About this exercise
Every record below should be printed exactly as given.

(Extracted records)
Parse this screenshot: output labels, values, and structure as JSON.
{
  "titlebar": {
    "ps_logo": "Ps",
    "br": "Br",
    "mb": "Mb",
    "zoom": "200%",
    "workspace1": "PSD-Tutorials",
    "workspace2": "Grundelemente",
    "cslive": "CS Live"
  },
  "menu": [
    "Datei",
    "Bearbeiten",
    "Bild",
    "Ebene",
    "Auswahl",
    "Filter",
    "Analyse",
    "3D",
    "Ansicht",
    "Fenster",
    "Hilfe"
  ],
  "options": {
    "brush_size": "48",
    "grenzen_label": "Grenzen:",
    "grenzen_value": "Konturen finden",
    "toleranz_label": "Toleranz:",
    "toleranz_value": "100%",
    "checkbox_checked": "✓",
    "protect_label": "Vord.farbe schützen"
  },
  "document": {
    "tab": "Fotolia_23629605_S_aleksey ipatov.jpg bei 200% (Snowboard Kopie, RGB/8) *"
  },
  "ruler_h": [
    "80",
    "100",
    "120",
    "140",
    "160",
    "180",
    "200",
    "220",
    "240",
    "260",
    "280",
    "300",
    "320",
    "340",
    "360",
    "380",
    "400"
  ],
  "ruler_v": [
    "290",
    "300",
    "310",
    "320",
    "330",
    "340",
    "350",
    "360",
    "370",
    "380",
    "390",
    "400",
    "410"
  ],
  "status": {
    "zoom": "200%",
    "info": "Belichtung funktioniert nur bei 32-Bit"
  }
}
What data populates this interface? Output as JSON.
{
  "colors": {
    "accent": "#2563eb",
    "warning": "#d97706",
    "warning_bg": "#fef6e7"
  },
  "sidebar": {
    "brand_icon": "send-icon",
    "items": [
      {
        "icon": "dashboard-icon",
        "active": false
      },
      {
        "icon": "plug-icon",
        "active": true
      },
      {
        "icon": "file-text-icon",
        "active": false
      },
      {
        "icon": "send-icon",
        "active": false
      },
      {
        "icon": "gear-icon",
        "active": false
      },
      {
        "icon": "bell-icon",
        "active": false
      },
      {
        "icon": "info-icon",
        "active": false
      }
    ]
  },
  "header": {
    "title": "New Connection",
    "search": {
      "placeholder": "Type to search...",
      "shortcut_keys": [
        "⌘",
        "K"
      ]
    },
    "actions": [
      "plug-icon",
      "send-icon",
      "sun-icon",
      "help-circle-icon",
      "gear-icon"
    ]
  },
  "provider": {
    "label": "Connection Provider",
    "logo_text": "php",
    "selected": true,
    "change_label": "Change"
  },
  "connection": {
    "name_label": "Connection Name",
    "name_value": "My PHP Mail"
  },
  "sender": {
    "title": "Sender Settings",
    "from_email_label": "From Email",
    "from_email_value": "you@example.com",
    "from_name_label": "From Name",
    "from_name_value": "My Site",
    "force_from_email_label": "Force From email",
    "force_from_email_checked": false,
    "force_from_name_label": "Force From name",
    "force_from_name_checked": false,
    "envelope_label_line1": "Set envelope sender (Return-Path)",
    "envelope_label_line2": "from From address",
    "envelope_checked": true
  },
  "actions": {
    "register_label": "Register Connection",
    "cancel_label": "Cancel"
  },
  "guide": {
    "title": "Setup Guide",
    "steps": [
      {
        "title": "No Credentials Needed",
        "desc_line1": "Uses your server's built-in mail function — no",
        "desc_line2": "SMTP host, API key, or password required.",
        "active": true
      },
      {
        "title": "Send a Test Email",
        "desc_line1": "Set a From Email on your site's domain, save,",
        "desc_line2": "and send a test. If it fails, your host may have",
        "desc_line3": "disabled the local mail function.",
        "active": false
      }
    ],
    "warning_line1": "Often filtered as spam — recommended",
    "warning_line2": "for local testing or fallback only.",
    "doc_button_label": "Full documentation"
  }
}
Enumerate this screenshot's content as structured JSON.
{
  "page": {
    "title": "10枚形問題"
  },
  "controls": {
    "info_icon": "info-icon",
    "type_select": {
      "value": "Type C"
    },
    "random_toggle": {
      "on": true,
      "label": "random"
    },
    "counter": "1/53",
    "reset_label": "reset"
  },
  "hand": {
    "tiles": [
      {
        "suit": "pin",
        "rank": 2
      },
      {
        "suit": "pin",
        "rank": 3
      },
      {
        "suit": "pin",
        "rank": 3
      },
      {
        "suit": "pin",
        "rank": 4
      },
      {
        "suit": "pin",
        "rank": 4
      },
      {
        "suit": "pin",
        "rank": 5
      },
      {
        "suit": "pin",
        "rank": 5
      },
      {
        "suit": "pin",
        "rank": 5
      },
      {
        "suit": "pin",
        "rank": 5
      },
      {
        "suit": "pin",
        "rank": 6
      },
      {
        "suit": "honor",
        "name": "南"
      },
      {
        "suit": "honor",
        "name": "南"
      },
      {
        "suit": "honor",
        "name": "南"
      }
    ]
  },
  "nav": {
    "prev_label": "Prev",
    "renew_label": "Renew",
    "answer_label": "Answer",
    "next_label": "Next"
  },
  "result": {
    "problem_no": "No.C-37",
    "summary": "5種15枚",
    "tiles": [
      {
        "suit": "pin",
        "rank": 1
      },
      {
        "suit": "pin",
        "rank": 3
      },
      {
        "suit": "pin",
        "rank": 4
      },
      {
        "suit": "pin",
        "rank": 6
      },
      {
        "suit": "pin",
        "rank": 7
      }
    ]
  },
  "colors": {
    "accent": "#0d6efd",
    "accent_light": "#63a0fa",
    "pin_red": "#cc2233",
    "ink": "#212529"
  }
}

Written solution
Parse this screenshot: output labels, values, and structure as JSON.
{
  "titlebar": {
    "ps_logo": "Ps",
    "br": "Br",
    "mb": "Mb",
    "zoom": "200%",
    "workspace1": "PSD-Tutorials",
    "workspace2": "Grundelemente",
    "cslive": "CS Live"
  },
  "menu": [
    "Datei",
    "Bearbeiten",
    "Bild",
    "Ebene",
    "Auswahl",
    "Filter",
    "Analyse",
    "3D",
    "Ansicht",
    "Fenster",
    "Hilfe"
  ],
  "options": {
    "brush_size": "48",
    "grenzen_label": "Grenzen:",
    "grenzen_value": "Konturen finden",
    "toleranz_label": "Toleranz:",
    "toleranz_value": "100%",
    "checkbox_checked": "✓",
    "protect_label": "Vord.farbe schützen"
  },
  "document": {
    "tab": "Fotolia_23629605_S_aleksey ipatov.jpg bei 200% (Snowboard Kopie, RGB/8) *"
  },
  "ruler_h": [
    "80",
    "100",
    "120",
    "140",
    "160",
    "180",
    "200",
    "220",
    "240",
    "260",
    "280",
    "300",
    "320",
    "340",
    "360",
    "380",
    "400"
  ],
  "ruler_v": [
    "290",
    "300",
    "310",
    "320",
    "330",
    "340",
    "350",
    "360",
    "370",
    "380",
    "390",
    "400",
    "410"
  ],
  "status": {
    "zoom": "200%",
    "info": "Belichtung funktioniert nur bei 32-Bit"
  }
}
What data populates this interface? Output as JSON.
{
  "colors": {
    "accent": "#2563eb",
    "warning": "#d97706",
    "warning_bg": "#fef6e7"
  },
  "sidebar": {
    "brand_icon": "send-icon",
    "items": [
      {
        "icon": "dashboard-icon",
        "active": false
      },
      {
        "icon": "plug-icon",
        "active": true
      },
      {
        "icon": "file-text-icon",
        "active": false
      },
      {
        "icon": "send-icon",
        "active": false
      },
      {
        "icon": "gear-icon",
        "active": false
      },
      {
        "icon": "bell-icon",
        "active": false
      },
      {
        "icon": "info-icon",
        "active": false
      }
    ]
  },
  "header": {
    "title": "New Connection",
    "search": {
      "placeholder": "Type to search...",
      "shortcut_keys": [
        "⌘",
        "K"
      ]
    },
    "actions": [
      "plug-icon",
      "send-icon",
      "sun-icon",
      "help-circle-icon",
      "gear-icon"
    ]
  },
  "provider": {
    "label": "Connection Provider",
    "logo_text": "php",
    "selected": true,
    "change_label": "Change"
  },
  "connection": {
    "name_label": "Connection Name",
    "name_value": "My PHP Mail"
  },
  "sender": {
    "title": "Sender Settings",
    "from_email_label": "From Email",
    "from_email_value": "you@example.com",
    "from_name_label": "From Name",
    "from_name_value": "My Site",
    "force_from_email_label": "Force From email",
    "force_from_email_checked": false,
    "force_from_name_label": "Force From name",
    "force_from_name_checked": false,
    "envelope_label_line1": "Set envelope sender (Return-Path)",
    "envelope_label_line2": "from From address",
    "envelope_checked": true
  },
  "actions": {
    "register_label": "Register Connection",
    "cancel_label": "Cancel"
  },
  "guide": {
    "title": "Setup Guide",
    "steps": [
      {
        "title": "No Credentials Needed",
        "desc_line1": "Uses your server's built-in mail function — no",
        "desc_line2": "SMTP host, API key, or password required.",
        "active": true
      },
      {
        "title": "Send a Test Email",
        "desc_line1": "Set a From Email on your site's domain, save,",
        "desc_line2": "and send a test. If it fails, your host may have",
        "desc_line3": "disabled the local mail function.",
        "active": false
      }
    ],
    "warning_line1": "Often filtered as spam — recommended",
    "warning_line2": "for local testing or fallback only.",
    "doc_button_label": "Full documentation"
  }
}
Enumerate this screenshot's content as structured JSON.
{
  "page": {
    "title": "10枚形問題"
  },
  "controls": {
    "info_icon": "info-icon",
    "type_select": {
      "value": "Type C"
    },
    "random_toggle": {
      "on": true,
      "label": "random"
    },
    "counter": "1/53",
    "reset_label": "reset"
  },
  "hand": {
    "tiles": [
      {
        "suit": "pin",
        "rank": 2
      },
      {
        "suit": "pin",
        "rank": 3
      },
      {
        "suit": "pin",
        "rank": 3
      },
      {
        "suit": "pin",
        "rank": 4
      },
      {
        "suit": "pin",
        "rank": 4
      },
      {
        "suit": "pin",
        "rank": 5
      },
      {
        "suit": "pin",
        "rank": 5
      },
      {
        "suit": "pin",
        "rank": 5
      },
      {
        "suit": "pin",
        "rank": 5
      },
      {
        "suit": "pin",
        "rank": 6
      },
      {
        "suit": "honor",
        "name": "南"
      },
      {
        "suit": "honor",
        "name": "南"
      },
      {
        "suit": "honor",
        "name": "南"
      }
    ]
  },
  "nav": {
    "prev_label": "Prev",
    "renew_label": "Renew",
    "answer_label": "Answer",
    "next_label": "Next"
  },
  "result": {
    "problem_no": "No.C-37",
    "summary": "5種15枚",
    "tiles": [
      {
        "suit": "pin",
        "rank": 1
      },
      {
        "suit": "pin",
        "rank": 3
      },
      {
        "suit": "pin",
        "rank": 4
      },
      {
        "suit": "pin",
        "rank": 6
      },
      {
        "suit": "pin",
        "rank": 7
      }
    ]
  },
  "colors": {
    "accent": "#0d6efd",
    "accent_light": "#63a0fa",
    "pin_red": "#cc2233",
    "ink": "#212529"
  }
}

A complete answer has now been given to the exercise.